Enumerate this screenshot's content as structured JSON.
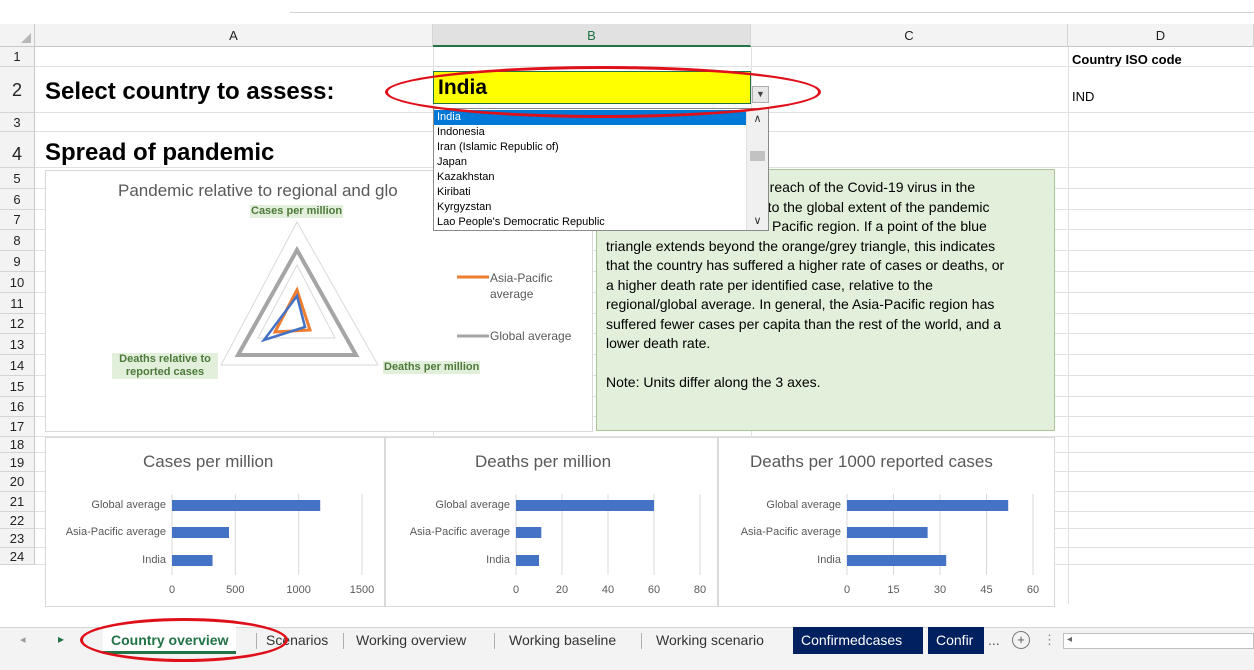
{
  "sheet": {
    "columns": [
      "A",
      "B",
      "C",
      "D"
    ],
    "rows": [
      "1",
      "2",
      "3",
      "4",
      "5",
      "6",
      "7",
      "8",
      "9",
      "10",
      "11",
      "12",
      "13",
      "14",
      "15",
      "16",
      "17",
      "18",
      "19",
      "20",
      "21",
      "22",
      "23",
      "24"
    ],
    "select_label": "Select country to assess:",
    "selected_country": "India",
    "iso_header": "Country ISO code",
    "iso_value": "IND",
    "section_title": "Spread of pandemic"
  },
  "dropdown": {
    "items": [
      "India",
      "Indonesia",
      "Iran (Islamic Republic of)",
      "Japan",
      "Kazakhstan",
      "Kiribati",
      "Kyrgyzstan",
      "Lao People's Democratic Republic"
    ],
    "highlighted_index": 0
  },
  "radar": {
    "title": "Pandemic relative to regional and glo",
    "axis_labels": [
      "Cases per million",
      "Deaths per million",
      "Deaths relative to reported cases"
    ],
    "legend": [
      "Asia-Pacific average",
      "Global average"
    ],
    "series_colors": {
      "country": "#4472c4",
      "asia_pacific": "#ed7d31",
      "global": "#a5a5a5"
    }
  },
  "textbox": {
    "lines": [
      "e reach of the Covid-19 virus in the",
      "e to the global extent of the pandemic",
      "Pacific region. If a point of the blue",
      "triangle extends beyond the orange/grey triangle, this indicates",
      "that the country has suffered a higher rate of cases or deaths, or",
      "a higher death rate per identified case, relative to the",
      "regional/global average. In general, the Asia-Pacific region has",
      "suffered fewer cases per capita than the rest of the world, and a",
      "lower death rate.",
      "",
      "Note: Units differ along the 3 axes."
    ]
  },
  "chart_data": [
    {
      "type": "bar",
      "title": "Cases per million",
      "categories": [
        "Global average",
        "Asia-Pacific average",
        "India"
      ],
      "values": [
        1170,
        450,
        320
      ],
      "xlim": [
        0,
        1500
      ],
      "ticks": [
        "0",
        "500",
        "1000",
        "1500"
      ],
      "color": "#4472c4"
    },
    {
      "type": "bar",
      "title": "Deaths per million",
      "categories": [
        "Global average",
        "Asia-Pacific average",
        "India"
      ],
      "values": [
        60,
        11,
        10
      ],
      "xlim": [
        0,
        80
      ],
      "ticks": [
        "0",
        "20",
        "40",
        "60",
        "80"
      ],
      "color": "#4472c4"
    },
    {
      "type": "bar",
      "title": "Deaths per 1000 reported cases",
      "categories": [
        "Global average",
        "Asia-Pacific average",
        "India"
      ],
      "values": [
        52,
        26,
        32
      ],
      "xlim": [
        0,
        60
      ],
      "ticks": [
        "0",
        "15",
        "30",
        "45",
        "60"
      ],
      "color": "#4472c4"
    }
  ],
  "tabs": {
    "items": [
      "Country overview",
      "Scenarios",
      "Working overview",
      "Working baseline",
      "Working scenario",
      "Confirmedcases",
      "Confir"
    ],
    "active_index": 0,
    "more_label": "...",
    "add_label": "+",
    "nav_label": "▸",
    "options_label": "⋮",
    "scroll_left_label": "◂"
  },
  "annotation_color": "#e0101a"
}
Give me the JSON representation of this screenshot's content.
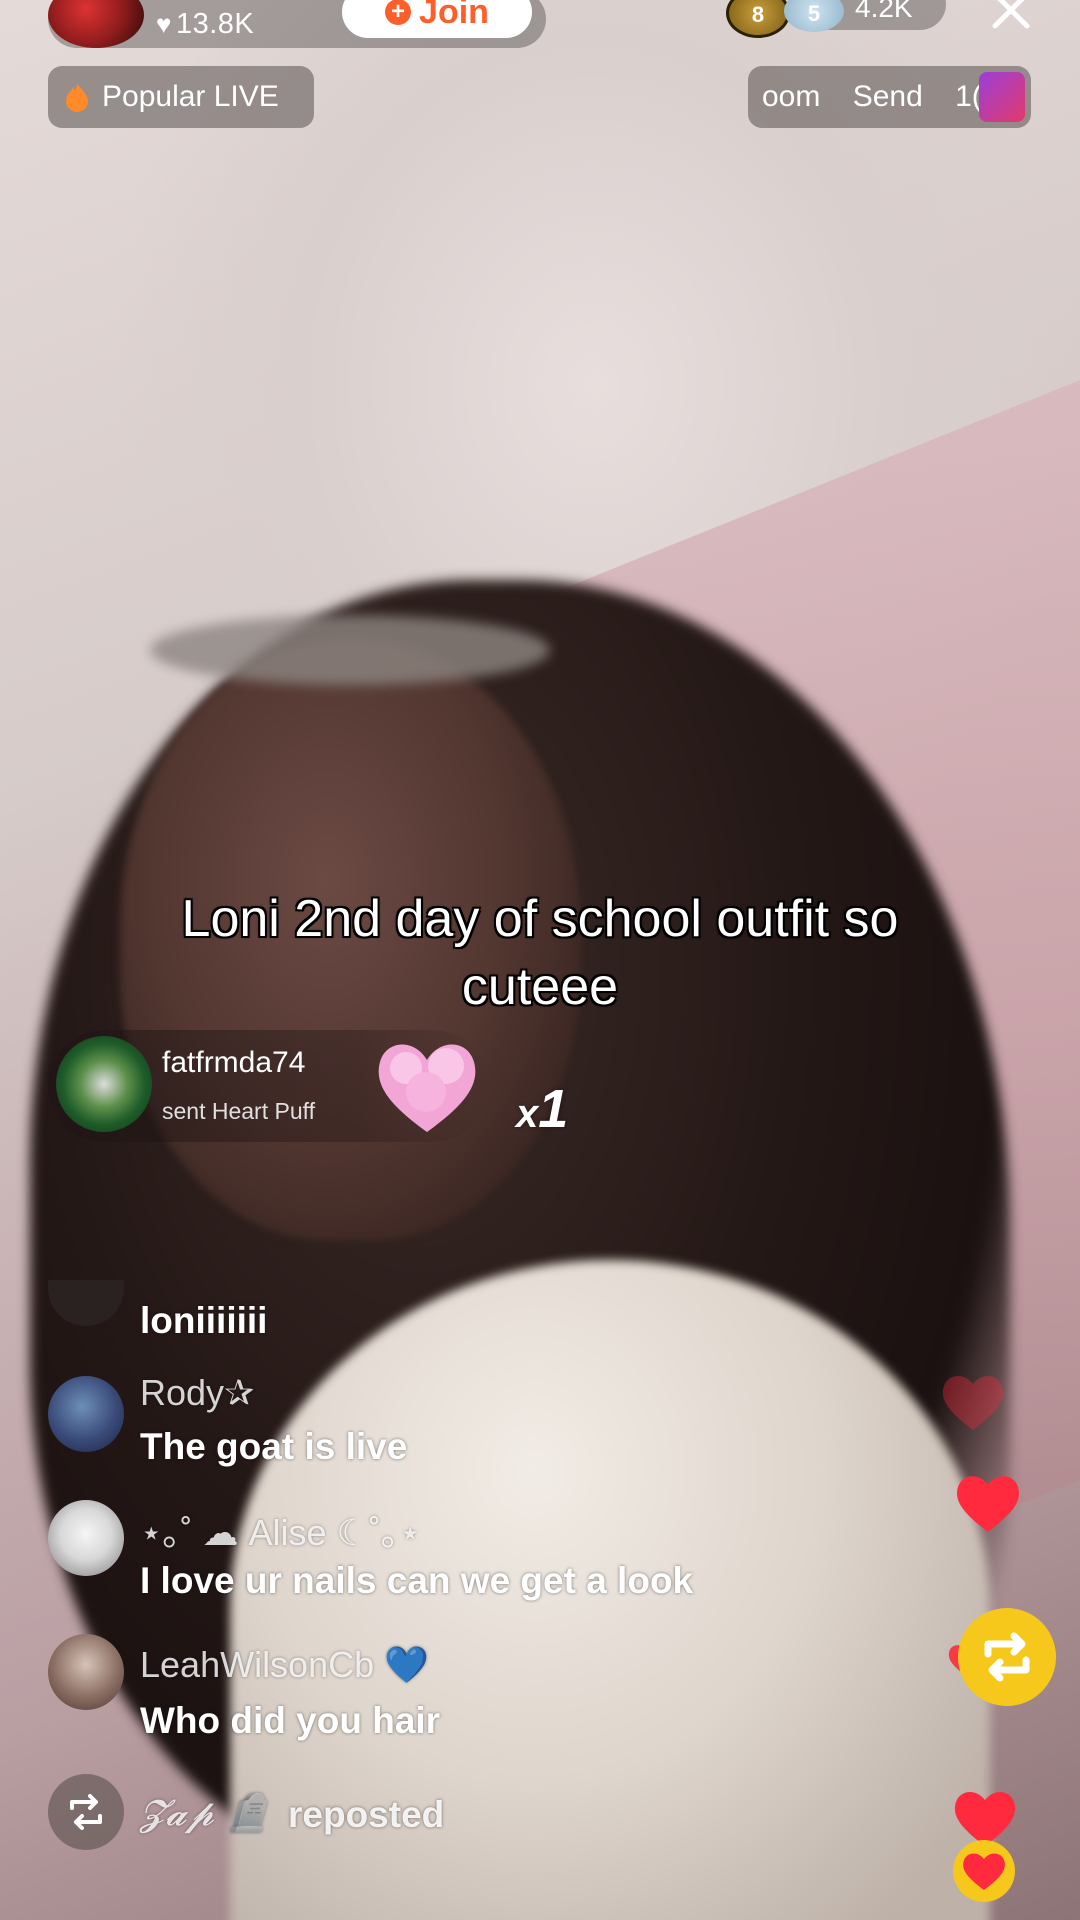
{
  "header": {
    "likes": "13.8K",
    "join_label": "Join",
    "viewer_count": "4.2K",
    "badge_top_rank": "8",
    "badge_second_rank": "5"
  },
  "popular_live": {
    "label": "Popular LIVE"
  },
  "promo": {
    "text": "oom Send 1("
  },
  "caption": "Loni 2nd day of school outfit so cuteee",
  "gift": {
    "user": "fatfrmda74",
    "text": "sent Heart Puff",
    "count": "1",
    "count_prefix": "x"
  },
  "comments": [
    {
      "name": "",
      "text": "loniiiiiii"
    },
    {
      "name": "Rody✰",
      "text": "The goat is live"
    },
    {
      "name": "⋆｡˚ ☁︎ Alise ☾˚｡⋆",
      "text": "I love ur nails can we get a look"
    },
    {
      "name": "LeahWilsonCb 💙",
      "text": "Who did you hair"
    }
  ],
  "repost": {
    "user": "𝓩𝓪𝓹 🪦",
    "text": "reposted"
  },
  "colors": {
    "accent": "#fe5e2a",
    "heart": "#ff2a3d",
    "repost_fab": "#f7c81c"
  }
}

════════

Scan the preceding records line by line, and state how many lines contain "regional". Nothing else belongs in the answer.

▸ Written response: 2